**WHAT TO PRODUCE**
The answer should consist of every line in the material below that has the word "shortcut".
┄┄┄┄┄┄┄┄┄┄┄┄┄┄┄┄┄┄┄┄
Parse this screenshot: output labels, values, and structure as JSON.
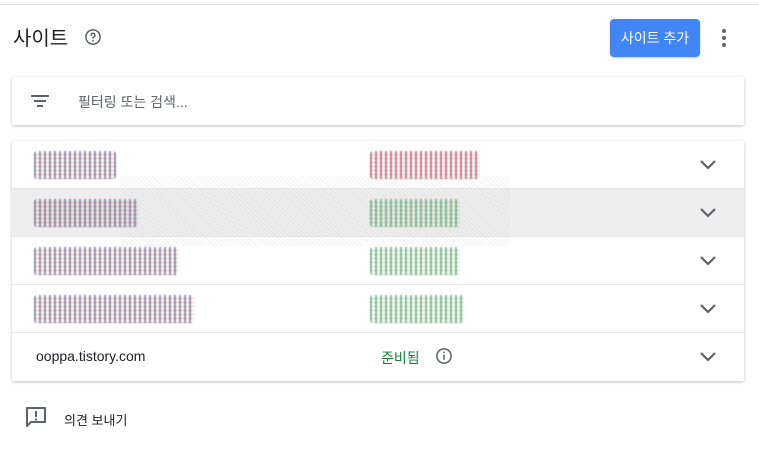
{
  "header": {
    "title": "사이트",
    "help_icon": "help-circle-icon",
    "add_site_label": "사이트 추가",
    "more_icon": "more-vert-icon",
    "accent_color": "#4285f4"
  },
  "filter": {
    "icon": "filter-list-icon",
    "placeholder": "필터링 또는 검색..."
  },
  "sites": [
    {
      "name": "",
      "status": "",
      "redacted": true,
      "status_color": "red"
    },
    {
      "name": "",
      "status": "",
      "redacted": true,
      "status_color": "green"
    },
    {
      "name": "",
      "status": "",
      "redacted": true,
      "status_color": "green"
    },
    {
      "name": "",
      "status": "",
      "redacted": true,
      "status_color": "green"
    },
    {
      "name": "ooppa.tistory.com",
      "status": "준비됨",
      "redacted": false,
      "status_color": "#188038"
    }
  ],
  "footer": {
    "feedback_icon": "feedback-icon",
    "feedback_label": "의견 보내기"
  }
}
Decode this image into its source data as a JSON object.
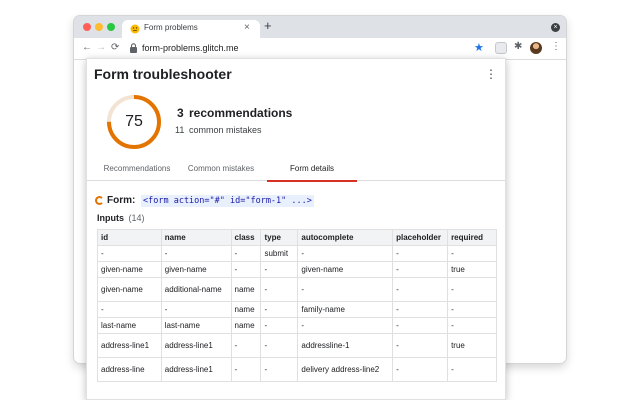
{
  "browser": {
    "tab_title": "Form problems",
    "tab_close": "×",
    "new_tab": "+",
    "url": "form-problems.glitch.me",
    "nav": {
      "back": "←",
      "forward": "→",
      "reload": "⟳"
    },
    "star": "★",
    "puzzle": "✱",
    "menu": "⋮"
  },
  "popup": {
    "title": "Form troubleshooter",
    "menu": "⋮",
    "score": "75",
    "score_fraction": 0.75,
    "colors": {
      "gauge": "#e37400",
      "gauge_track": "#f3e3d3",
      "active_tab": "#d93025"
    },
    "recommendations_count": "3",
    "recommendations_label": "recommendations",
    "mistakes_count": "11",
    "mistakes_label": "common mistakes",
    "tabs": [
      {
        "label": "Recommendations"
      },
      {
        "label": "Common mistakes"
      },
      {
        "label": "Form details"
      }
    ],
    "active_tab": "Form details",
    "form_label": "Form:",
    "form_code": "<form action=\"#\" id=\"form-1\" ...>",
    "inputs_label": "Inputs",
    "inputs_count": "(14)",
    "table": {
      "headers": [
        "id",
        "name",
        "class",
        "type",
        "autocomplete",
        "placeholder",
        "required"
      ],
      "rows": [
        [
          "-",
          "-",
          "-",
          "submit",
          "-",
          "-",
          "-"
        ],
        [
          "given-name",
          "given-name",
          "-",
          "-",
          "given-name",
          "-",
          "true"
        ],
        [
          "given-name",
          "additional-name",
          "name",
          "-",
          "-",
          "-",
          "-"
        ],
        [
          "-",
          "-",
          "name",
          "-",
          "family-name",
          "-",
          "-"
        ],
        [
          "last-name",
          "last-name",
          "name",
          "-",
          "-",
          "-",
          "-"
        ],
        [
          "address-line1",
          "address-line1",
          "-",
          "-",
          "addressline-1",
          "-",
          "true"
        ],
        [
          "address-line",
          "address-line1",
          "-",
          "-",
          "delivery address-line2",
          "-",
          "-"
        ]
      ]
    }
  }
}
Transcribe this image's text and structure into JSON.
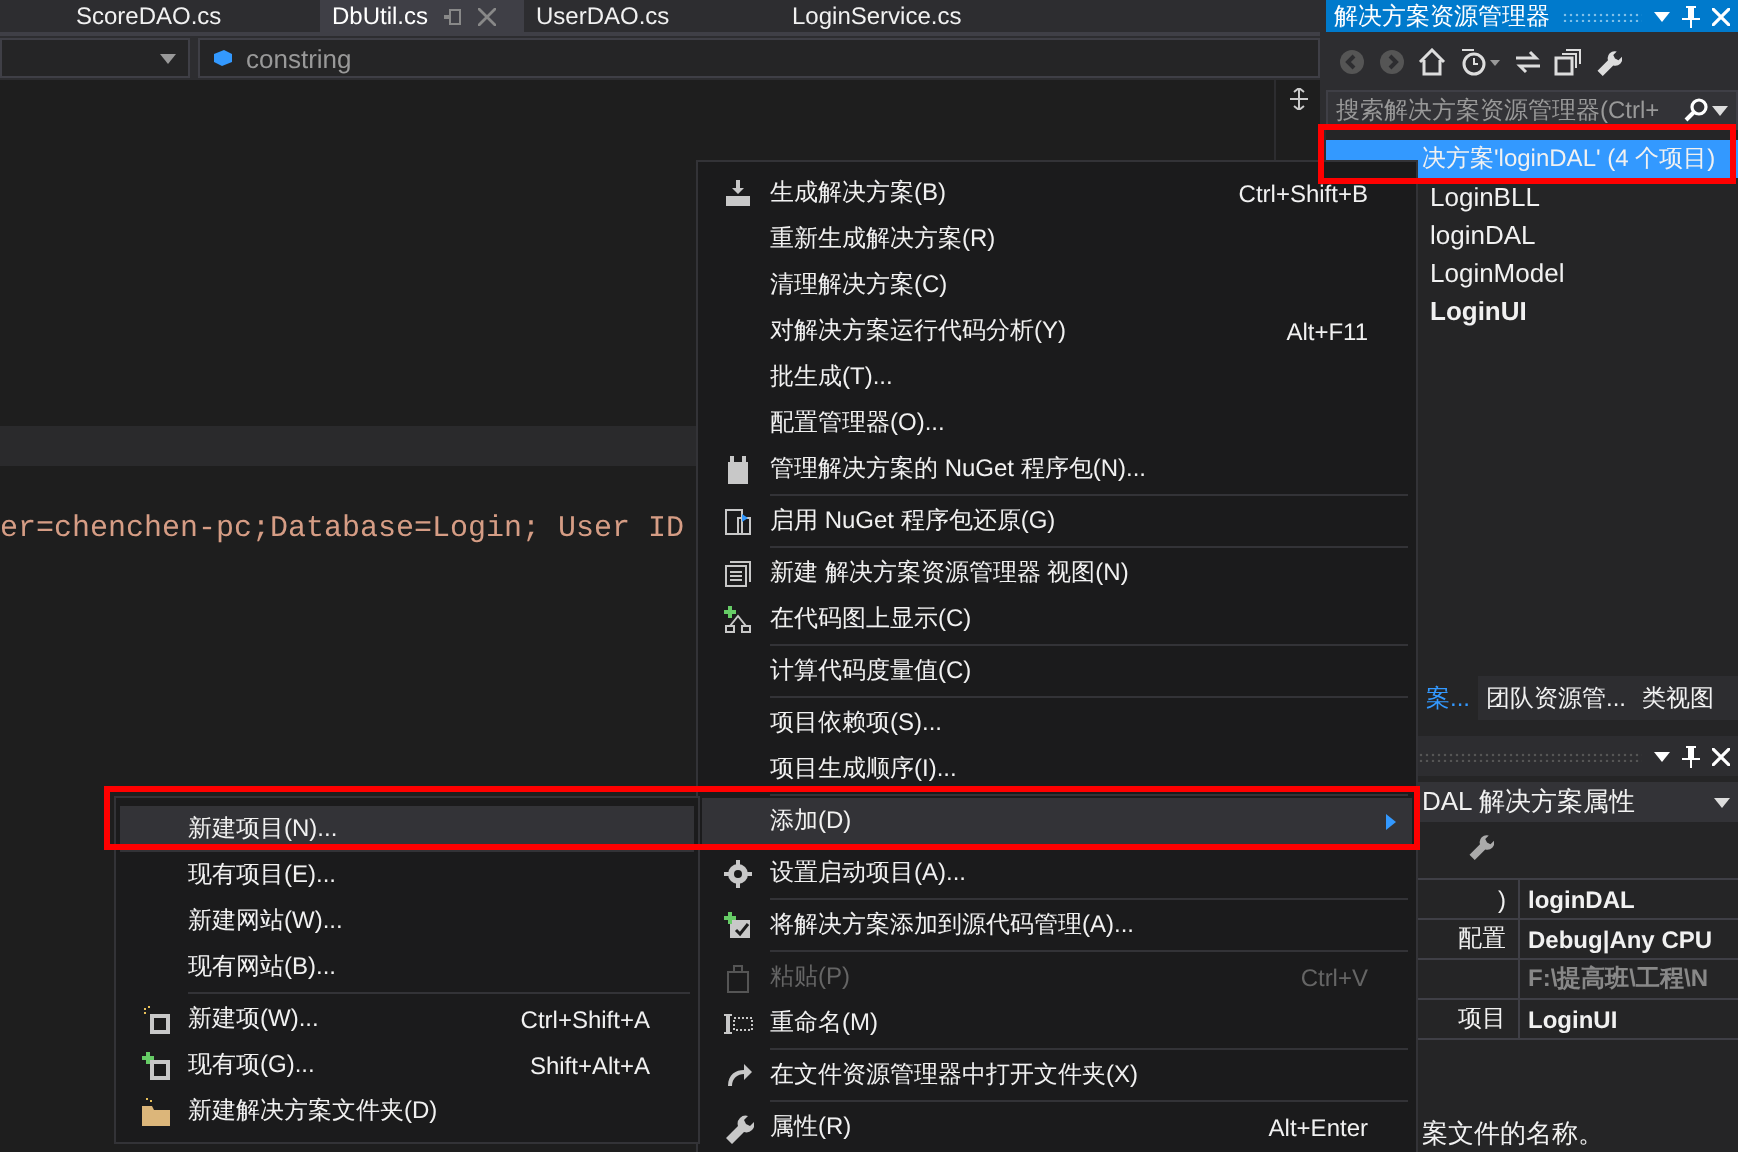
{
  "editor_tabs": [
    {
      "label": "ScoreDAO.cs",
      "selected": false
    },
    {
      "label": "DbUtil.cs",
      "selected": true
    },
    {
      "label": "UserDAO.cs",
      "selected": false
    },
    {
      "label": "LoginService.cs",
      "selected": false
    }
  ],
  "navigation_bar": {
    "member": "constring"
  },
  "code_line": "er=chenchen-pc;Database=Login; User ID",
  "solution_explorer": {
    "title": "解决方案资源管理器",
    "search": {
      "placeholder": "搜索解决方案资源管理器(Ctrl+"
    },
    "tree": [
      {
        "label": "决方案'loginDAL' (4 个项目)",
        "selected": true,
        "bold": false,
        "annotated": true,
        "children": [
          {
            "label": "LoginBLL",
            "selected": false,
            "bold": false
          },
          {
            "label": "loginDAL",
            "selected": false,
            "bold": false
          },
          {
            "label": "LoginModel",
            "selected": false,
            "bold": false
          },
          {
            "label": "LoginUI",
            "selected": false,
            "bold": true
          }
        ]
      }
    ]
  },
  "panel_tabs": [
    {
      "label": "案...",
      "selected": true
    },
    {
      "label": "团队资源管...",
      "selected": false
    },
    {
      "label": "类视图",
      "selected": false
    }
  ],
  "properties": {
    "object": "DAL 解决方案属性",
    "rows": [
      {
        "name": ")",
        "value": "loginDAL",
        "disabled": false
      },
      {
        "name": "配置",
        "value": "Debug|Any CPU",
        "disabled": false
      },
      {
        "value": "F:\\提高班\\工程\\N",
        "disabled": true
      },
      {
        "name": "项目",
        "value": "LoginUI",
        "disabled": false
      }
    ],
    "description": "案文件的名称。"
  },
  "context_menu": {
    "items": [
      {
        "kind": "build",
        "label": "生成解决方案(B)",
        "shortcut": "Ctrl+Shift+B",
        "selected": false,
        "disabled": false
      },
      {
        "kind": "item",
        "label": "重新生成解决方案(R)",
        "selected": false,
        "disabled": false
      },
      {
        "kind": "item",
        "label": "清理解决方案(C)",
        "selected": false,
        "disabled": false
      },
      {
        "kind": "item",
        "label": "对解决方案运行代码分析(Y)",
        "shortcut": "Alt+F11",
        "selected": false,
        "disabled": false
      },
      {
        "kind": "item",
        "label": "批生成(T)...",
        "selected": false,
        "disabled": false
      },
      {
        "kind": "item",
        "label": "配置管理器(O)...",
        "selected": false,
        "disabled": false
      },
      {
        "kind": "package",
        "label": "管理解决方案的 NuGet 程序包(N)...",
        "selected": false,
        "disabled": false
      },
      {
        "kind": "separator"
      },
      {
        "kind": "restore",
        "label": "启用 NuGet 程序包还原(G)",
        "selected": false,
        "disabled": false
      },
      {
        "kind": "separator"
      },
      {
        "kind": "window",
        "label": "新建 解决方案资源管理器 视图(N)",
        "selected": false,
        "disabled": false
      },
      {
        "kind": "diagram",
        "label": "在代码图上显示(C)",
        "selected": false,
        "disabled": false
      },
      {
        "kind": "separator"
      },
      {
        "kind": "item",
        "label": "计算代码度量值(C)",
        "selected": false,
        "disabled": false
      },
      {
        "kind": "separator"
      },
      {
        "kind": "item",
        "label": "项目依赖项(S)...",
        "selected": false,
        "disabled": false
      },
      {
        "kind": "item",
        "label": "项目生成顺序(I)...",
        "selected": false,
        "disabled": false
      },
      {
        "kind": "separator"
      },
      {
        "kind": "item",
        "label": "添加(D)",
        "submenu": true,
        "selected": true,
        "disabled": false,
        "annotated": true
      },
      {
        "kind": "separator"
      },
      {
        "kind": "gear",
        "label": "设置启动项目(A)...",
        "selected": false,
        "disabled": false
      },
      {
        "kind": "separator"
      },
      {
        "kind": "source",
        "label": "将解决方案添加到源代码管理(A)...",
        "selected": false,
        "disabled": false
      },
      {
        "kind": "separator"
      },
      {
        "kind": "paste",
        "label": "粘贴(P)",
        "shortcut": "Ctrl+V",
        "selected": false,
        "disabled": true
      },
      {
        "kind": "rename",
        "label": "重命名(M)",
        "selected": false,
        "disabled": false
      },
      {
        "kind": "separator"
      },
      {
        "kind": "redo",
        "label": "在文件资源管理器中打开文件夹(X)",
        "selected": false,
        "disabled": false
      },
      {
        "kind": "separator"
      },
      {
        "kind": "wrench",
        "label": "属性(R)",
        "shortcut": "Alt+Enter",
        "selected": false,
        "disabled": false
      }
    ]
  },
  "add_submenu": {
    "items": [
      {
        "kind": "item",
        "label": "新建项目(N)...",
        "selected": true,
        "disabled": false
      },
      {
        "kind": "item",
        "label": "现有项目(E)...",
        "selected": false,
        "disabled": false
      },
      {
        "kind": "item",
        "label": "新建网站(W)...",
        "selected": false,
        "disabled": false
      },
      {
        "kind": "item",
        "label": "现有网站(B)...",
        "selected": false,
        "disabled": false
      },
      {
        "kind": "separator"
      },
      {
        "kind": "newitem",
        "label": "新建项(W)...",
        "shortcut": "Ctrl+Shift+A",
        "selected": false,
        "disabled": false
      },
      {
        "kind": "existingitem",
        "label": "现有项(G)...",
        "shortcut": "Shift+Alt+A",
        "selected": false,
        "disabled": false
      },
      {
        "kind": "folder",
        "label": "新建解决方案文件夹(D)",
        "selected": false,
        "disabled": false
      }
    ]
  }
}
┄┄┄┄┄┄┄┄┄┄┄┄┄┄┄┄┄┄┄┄
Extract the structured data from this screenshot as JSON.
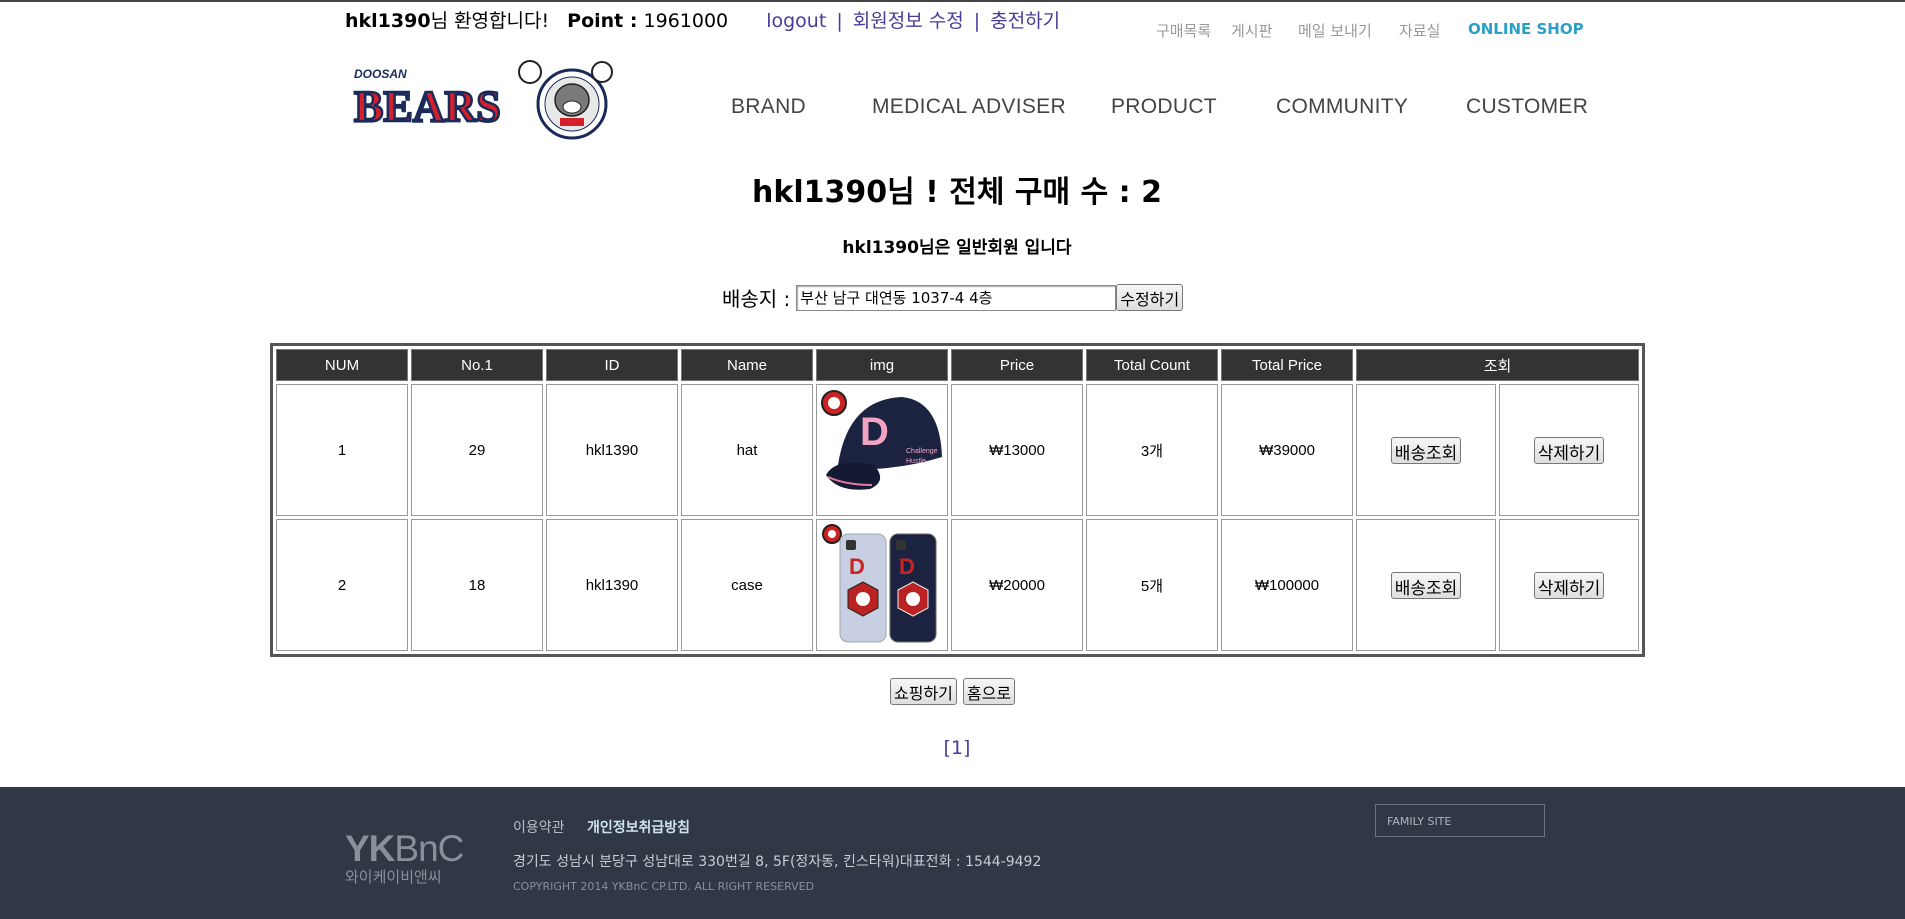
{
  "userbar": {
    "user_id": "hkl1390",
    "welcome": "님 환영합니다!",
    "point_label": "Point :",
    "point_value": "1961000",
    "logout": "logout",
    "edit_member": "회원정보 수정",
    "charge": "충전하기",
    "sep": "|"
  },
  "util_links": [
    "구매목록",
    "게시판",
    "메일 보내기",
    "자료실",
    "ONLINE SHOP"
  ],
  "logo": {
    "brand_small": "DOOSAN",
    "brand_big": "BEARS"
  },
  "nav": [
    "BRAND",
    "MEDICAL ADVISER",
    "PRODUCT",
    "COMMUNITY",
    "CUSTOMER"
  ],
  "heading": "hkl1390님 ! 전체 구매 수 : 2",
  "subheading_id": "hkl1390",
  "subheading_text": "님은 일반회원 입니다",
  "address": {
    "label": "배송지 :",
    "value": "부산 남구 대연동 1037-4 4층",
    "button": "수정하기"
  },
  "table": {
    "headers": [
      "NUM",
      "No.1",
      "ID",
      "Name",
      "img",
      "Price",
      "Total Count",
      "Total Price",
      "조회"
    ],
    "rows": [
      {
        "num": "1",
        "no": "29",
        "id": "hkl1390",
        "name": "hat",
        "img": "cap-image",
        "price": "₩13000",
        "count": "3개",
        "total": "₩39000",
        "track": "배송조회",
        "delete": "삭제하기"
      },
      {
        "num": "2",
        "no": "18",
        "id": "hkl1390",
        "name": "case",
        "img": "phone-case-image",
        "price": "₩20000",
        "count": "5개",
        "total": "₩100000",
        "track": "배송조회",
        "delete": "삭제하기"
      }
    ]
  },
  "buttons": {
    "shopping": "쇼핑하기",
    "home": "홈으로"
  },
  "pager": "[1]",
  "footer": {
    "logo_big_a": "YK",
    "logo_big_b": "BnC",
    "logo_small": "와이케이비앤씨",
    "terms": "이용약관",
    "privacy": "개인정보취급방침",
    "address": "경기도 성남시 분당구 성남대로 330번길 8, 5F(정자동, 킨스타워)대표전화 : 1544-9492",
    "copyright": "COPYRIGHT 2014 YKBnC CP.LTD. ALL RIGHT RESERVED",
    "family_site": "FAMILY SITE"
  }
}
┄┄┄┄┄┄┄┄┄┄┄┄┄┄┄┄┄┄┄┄
**REPLY**
        "shortcut": "Ctrl+Shift+B",
        "shortcut": "Alt+F11",
        "shortcut": "Ctrl+V",
        "shortcut": "Alt+Enter",
        "shortcut": "Ctrl+Shift+A",
        "shortcut": "Shift+Alt+A",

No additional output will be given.